The British Yearbook of International Law is an essential work of reference for academics and practicing lawyers. Through a mixture of articles and extended book reviews it provides indispensable analysis on important developments in modern international law. In addition, through its coverage of decisions in UK courts and official government statements, it offers unique insight into the development of state practice in the United Kingdom.
The British Yearbook of International Law can be accessed from the on the Library Home Page. It is available to all Students and staff on and off campus using your GUID.
The British Yearbook of International Law is a leading collection of important works in the field. It features major articles, book reviews, UK materials, and surveys of decisions of British courts involving questions of international law. It also surveys decisions of the Court of Justice of the European Communities, and those of the European Convention on Human Rights.

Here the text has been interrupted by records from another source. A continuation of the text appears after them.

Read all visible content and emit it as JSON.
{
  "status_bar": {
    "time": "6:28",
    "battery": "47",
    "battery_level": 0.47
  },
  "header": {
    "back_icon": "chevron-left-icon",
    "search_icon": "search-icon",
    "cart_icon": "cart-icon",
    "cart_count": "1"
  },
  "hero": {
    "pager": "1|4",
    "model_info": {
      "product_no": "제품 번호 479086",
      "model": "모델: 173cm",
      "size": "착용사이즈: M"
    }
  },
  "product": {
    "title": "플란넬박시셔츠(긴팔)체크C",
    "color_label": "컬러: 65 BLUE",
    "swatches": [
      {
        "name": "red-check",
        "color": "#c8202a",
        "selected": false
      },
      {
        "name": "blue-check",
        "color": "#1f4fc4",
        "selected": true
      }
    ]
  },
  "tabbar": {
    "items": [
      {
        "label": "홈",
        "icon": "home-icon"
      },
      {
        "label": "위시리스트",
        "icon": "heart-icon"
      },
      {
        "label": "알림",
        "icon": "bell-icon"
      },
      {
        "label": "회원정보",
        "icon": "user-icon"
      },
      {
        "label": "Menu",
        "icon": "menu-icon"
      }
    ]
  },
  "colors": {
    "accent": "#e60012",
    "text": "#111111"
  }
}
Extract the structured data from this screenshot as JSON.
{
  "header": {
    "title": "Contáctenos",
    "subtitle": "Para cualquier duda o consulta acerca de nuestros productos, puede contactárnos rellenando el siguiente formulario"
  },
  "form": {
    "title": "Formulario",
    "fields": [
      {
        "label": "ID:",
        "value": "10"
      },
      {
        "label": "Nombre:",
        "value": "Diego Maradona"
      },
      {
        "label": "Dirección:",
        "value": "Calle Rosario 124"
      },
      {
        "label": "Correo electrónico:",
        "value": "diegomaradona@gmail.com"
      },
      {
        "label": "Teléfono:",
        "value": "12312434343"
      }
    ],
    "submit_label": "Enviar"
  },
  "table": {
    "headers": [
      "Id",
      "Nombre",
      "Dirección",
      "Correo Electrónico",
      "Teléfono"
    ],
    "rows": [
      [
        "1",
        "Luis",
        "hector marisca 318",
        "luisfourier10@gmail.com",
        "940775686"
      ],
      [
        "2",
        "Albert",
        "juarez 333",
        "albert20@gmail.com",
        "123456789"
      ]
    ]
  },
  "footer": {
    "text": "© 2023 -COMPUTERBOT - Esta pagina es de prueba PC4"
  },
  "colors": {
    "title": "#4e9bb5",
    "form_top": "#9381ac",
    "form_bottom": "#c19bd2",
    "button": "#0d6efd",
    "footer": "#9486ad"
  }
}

Contributors to this volume include: Hugh Thirlway (on 'The Law and Procedure of the ICJ 1960-1989 [Part 2]'); Christopher Staker (on 'Diplomatic Protection of Private Business Companies: Determining Corporate Personality for International Law Purposes'); Campbell McLachlan (on 'Splitting the Proper Law in Private International Law'); I. G. Loucaides (on 'Personality and Privacy under the ECHR'); and surveys by P. B. Carter, J. G. Merrills, Richard Plender, and Geoffrey Marston.
The Library has had electronic access to the British Yearbook of International Law for many years however 1975-1995 content was not included in our collection. Thanks to a recent Library purchase this gap no longer exists and we now have electronic access to the complete collection from Volume 1, 1920 onwards.